The first square to be built following Michelangelo’s criteria of a uniform design, in modern Rome, stands on Capitoline Hill (Capitolium), where a very ancient village was located and where numerous temples were dedicated to Roman gods.
Piazza del Campidoglio, until then seriously neglected, was deeply modified in 1536 when Pope Paul III commissioned Michelangelo to complete the overall arrangement of the square, on the occasion of the visit to Rome of the Spanish Emperor Charles V.
The Florentine architect built an elegant podium for Marcus Aurelius’ equestrian statue and placed it in the centre of the hill in 1537, creating the centrepiece of the new urban design.
Michelangelo also designed an imposing wide step staircase, named the “Cordonata” in order to allow knights to climb easily, culminating in the solemn balustrade, surmounted by classical marble groups which were placed here in the following decades.
About 1546, Michelangelo built the facade of the Palazzo Senatorio (backdrop to the main view), today housing the city’s Municipal Council, and created a two-flight front staircase, framing the splendid fountain. Palazzo Senatorio’s bell tower, built to a design by Martino Longhi il Vecchio in the last 25 years of the 16th century, housed the famous patarina bell, which the Romans took from the Viterbesi in 1200 and which they used to announce historical or particular events, such as  the pope’s election coronation or death, and the papal cortege passing by. Today’s bell dates back to the 19th century but it is still called patarina and rings on the occasion of Rome’s birthday on 21st April and the election of the mayor.
Michelangelo also worked at the renovation of the Palazzo dei Conservatori and began building a second palace, the Palazzo Nuovo (now the site of the Capitoline Museums the world’s first public museum opened in 1734), opposite the first palace, so as to delimit the square on three sides. The Palazzo Senatorio was completed by Giacomo della Porta after Michelangelo’s death, and the Palazzo Nuovo by Carlo Rainaldi. Construction ended in 1655.
Although it took many years and various architects to construct the Piazza del Campidoglio, today it is characterised by an admirable homogeneous style.

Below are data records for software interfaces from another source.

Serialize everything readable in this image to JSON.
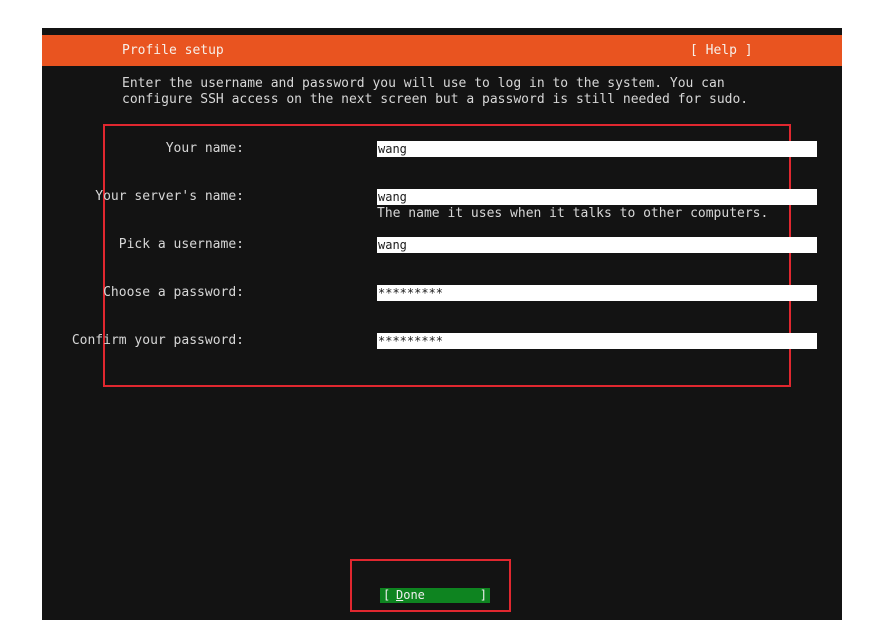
{
  "header": {
    "title": "Profile setup",
    "help_label": "[ Help ]",
    "accent_color": "#e95420"
  },
  "intro": {
    "text": "Enter the username and password you will use to log in to the system. You can configure SSH access on the next screen but a password is still needed for sudo."
  },
  "form": {
    "your_name": {
      "label": "Your name:",
      "value": "wang"
    },
    "server_name": {
      "label": "Your server's name:",
      "value": "wang",
      "hint": "The name it uses when it talks to other computers."
    },
    "username": {
      "label": "Pick a username:",
      "value": "wang"
    },
    "password": {
      "label": "Choose a password:",
      "value": "*********"
    },
    "confirm_password": {
      "label": "Confirm your password:",
      "value": "*********"
    }
  },
  "footer": {
    "done_open_bracket": "[",
    "done_mnemonic": "D",
    "done_rest": "one",
    "done_close_bracket": "]",
    "done_color": "#0e8420"
  },
  "highlight_color": "#e0272f"
}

Contact Details

Piazza del Campidoglio, 00186, Roma (RM)

Opening Days

Thursday 14th September9:00 - 18:00
Friday 15th September8:30:00 - 18:00